#### Problem details
Repeat the records below word for word.

#### Supplied entries
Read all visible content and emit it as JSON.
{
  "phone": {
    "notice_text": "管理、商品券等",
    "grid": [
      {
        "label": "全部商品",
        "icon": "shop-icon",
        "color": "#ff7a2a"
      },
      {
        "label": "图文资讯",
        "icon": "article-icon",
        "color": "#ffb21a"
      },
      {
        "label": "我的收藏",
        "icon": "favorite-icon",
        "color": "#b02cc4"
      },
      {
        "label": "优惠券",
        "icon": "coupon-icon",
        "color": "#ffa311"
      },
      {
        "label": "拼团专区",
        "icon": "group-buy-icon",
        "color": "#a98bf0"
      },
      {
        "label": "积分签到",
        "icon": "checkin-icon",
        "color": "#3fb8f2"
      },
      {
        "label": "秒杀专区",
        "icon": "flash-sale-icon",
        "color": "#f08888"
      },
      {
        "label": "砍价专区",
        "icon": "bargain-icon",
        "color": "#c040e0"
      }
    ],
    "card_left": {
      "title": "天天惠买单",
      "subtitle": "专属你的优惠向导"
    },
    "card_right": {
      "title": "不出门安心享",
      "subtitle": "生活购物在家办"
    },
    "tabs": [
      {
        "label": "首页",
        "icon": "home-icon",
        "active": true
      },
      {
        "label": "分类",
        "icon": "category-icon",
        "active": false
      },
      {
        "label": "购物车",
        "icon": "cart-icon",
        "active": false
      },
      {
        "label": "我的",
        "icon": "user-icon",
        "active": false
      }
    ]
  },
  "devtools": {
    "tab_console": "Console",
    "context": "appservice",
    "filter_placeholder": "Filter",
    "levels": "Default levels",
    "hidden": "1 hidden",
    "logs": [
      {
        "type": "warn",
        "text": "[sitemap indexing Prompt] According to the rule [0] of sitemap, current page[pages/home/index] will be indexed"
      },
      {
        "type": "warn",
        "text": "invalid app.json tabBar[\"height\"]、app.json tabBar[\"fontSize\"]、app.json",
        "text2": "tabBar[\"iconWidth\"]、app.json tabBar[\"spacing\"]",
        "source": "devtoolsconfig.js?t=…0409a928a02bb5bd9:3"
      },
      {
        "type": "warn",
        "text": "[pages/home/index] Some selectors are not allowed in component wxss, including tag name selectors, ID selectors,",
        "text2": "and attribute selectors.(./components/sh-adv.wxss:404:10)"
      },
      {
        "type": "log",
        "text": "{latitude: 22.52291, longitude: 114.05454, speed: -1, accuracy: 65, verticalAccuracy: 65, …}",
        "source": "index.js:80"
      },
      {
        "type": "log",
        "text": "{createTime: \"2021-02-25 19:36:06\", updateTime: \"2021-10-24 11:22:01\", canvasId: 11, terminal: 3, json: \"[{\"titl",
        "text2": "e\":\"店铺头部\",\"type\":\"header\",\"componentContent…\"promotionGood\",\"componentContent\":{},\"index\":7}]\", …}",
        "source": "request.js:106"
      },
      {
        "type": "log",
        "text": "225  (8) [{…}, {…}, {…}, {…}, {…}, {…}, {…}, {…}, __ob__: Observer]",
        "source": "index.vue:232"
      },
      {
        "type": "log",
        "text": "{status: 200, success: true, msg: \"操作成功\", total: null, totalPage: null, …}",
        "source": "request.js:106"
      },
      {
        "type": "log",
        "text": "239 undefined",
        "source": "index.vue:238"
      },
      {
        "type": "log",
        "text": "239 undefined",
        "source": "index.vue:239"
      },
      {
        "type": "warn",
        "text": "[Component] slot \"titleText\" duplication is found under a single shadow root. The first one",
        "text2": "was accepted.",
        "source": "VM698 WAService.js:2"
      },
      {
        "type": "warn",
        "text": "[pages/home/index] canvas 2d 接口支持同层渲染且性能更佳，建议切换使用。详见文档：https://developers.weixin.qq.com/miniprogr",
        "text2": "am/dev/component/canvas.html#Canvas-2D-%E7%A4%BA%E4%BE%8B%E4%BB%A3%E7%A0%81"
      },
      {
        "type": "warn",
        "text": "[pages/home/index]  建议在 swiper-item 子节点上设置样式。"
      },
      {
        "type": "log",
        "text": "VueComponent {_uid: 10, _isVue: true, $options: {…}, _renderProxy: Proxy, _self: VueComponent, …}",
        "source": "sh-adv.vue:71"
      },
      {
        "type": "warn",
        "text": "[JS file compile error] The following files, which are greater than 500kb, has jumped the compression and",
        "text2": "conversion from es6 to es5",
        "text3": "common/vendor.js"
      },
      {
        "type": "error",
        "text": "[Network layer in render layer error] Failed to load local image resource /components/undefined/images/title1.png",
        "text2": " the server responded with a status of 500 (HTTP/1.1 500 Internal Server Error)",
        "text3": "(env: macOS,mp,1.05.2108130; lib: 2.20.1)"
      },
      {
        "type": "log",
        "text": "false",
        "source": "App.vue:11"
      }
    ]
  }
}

#### Response below
Read all visible content and emit it as JSON.
{
  "phone": {
    "notice_text": "管理、商品券等",
    "grid": [
      {
        "label": "全部商品",
        "icon": "shop-icon",
        "color": "#ff7a2a"
      },
      {
        "label": "图文资讯",
        "icon": "article-icon",
        "color": "#ffb21a"
      },
      {
        "label": "我的收藏",
        "icon": "favorite-icon",
        "color": "#b02cc4"
      },
      {
        "label": "优惠券",
        "icon": "coupon-icon",
        "color": "#ffa311"
      },
      {
        "label": "拼团专区",
        "icon": "group-buy-icon",
        "color": "#a98bf0"
      },
      {
        "label": "积分签到",
        "icon": "checkin-icon",
        "color": "#3fb8f2"
      },
      {
        "label": "秒杀专区",
        "icon": "flash-sale-icon",
        "color": "#f08888"
      },
      {
        "label": "砍价专区",
        "icon": "bargain-icon",
        "color": "#c040e0"
      }
    ],
    "card_left": {
      "title": "天天惠买单",
      "subtitle": "专属你的优惠向导"
    },
    "card_right": {
      "title": "不出门安心享",
      "subtitle": "生活购物在家办"
    },
    "tabs": [
      {
        "label": "首页",
        "icon": "home-icon",
        "active": true
      },
      {
        "label": "分类",
        "icon": "category-icon",
        "active": false
      },
      {
        "label": "购物车",
        "icon": "cart-icon",
        "active": false
      },
      {
        "label": "我的",
        "icon": "user-icon",
        "active": false
      }
    ]
  },
  "devtools": {
    "tab_console": "Console",
    "context": "appservice",
    "filter_placeholder": "Filter",
    "levels": "Default levels",
    "hidden": "1 hidden",
    "logs": [
      {
        "type": "warn",
        "text": "[sitemap indexing Prompt] According to the rule [0] of sitemap, current page[pages/home/index] will be indexed"
      },
      {
        "type": "warn",
        "text": "invalid app.json tabBar[\"height\"]、app.json tabBar[\"fontSize\"]、app.json",
        "text2": "tabBar[\"iconWidth\"]、app.json tabBar[\"spacing\"]",
        "source": "devtoolsconfig.js?t=…0409a928a02bb5bd9:3"
      },
      {
        "type": "warn",
        "text": "[pages/home/index] Some selectors are not allowed in component wxss, including tag name selectors, ID selectors,",
        "text2": "and attribute selectors.(./components/sh-adv.wxss:404:10)"
      },
      {
        "type": "log",
        "text": "{latitude: 22.52291, longitude: 114.05454, speed: -1, accuracy: 65, verticalAccuracy: 65, …}",
        "source": "index.js:80"
      },
      {
        "type": "log",
        "text": "{createTime: \"2021-02-25 19:36:06\", updateTime: \"2021-10-24 11:22:01\", canvasId: 11, terminal: 3, json: \"[{\"titl",
        "text2": "e\":\"店铺头部\",\"type\":\"header\",\"componentContent…\"promotionGood\",\"componentContent\":{},\"index\":7}]\", …}",
        "source": "request.js:106"
      },
      {
        "type": "log",
        "text": "225  (8) [{…}, {…}, {…}, {…}, {…}, {…}, {…}, {…}, __ob__: Observer]",
        "source": "index.vue:232"
      },
      {
        "type": "log",
        "text": "{status: 200, success: true, msg: \"操作成功\", total: null, totalPage: null, …}",
        "source": "request.js:106"
      },
      {
        "type": "log",
        "text": "239 undefined",
        "source": "index.vue:238"
      },
      {
        "type": "log",
        "text": "239 undefined",
        "source": "index.vue:239"
      },
      {
        "type": "warn",
        "text": "[Component] slot \"titleText\" duplication is found under a single shadow root. The first one",
        "text2": "was accepted.",
        "source": "VM698 WAService.js:2"
      },
      {
        "type": "warn",
        "text": "[pages/home/index] canvas 2d 接口支持同层渲染且性能更佳，建议切换使用。详见文档：https://developers.weixin.qq.com/miniprogr",
        "text2": "am/dev/component/canvas.html#Canvas-2D-%E7%A4%BA%E4%BE%8B%E4%BB%A3%E7%A0%81"
      },
      {
        "type": "warn",
        "text": "[pages/home/index]  建议在 swiper-item 子节点上设置样式。"
      },
      {
        "type": "log",
        "text": "VueComponent {_uid: 10, _isVue: true, $options: {…}, _renderProxy: Proxy, _self: VueComponent, …}",
        "source": "sh-adv.vue:71"
      },
      {
        "type": "warn",
        "text": "[JS file compile error] The following files, which are greater than 500kb, has jumped the compression and",
        "text2": "conversion from es6 to es5",
        "text3": "common/vendor.js"
      },
      {
        "type": "error",
        "text": "[Network layer in render layer error] Failed to load local image resource /components/undefined/images/title1.png",
        "text2": " the server responded with a status of 500 (HTTP/1.1 500 Internal Server Error)",
        "text3": "(env: macOS,mp,1.05.2108130; lib: 2.20.1)"
      },
      {
        "type": "log",
        "text": "false",
        "source": "App.vue:11"
      }
    ]
  }
}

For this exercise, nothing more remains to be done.